> [Material provided]:
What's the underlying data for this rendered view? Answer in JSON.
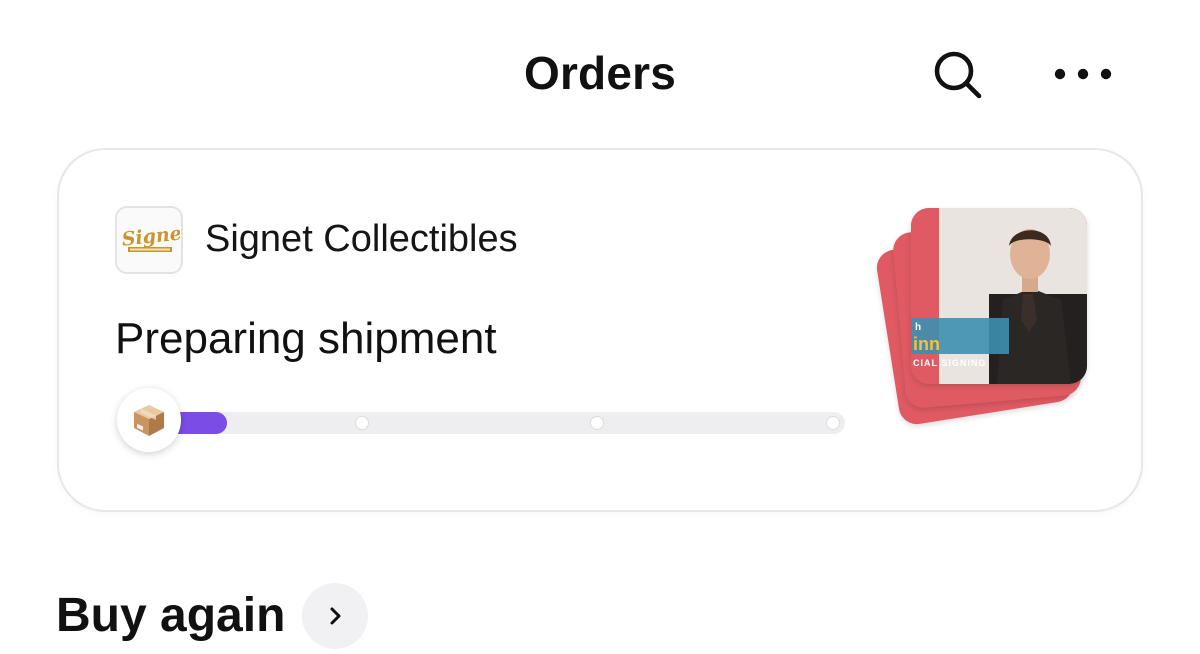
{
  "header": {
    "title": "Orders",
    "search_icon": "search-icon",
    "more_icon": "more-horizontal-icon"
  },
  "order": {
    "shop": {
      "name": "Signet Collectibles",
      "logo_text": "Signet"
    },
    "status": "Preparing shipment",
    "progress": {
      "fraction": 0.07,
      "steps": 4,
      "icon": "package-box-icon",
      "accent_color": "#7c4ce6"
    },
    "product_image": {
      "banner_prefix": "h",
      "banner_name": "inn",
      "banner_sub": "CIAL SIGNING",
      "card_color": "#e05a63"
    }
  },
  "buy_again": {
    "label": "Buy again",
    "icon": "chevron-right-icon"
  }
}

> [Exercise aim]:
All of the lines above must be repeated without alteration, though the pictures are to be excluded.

> [Reply to the exercise]:
What's the underlying data for this rendered view? Answer in JSON.
{
  "header": {
    "title": "Orders",
    "search_icon": "search-icon",
    "more_icon": "more-horizontal-icon"
  },
  "order": {
    "shop": {
      "name": "Signet Collectibles",
      "logo_text": "Signet"
    },
    "status": "Preparing shipment",
    "progress": {
      "fraction": 0.07,
      "steps": 4,
      "icon": "package-box-icon",
      "accent_color": "#7c4ce6"
    },
    "product_image": {
      "banner_prefix": "h",
      "banner_name": "inn",
      "banner_sub": "CIAL SIGNING",
      "card_color": "#e05a63"
    }
  },
  "buy_again": {
    "label": "Buy again",
    "icon": "chevron-right-icon"
  }
}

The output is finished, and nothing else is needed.